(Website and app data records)
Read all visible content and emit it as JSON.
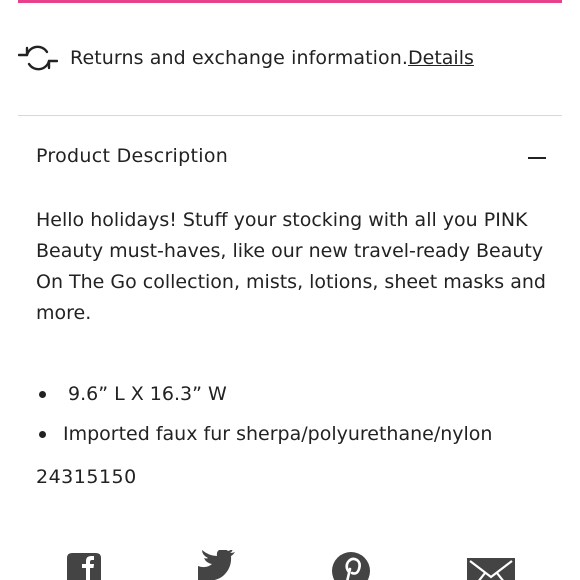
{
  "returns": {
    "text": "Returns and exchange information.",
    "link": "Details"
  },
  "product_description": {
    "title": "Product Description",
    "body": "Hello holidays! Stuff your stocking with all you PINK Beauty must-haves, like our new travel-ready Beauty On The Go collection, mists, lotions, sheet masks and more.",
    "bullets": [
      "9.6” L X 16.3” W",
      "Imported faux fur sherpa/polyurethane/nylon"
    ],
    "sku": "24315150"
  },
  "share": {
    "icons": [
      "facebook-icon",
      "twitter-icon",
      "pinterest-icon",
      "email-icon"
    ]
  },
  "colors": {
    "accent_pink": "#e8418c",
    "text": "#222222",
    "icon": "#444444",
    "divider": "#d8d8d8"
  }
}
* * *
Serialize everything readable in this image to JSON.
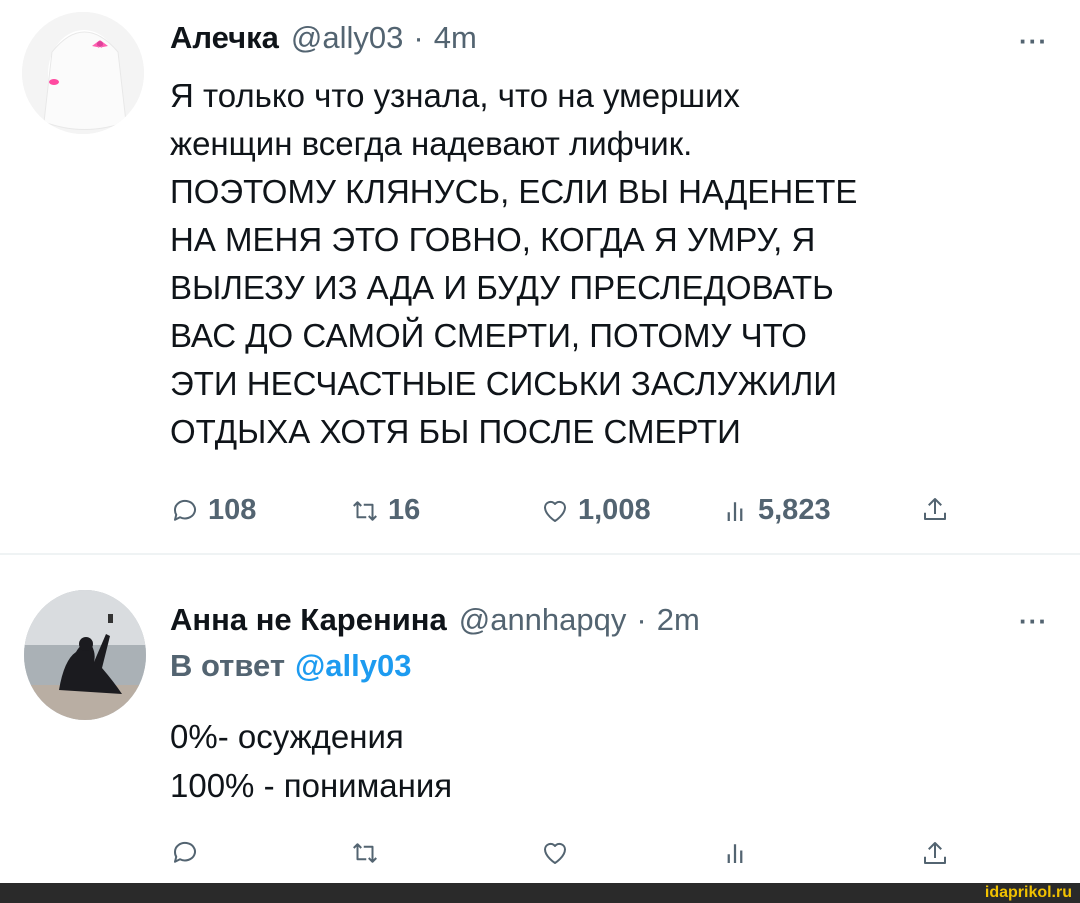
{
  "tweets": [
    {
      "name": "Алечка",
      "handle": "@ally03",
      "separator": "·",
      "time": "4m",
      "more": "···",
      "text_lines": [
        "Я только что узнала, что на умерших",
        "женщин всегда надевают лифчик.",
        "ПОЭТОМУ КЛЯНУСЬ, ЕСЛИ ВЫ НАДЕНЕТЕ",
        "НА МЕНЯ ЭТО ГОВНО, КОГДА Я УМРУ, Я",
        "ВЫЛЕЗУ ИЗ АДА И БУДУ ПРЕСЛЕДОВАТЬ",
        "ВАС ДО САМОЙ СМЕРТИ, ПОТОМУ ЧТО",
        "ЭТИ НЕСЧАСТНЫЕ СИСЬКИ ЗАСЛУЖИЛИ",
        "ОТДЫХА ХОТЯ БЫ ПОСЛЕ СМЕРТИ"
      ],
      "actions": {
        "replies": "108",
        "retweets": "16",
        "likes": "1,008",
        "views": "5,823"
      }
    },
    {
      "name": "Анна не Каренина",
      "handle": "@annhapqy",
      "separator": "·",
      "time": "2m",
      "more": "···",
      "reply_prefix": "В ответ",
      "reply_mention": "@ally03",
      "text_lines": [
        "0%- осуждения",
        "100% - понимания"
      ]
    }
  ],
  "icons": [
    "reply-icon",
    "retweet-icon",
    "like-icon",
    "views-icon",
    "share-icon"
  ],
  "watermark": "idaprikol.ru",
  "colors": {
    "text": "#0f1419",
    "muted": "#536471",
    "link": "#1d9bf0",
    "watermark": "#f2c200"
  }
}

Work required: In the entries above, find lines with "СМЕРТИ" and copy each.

The completed task:
        "ВАС ДО САМОЙ СМЕРТИ, ПОТОМУ ЧТО",
        "ОТДЫХА ХОТЯ БЫ ПОСЛЕ СМЕРТИ"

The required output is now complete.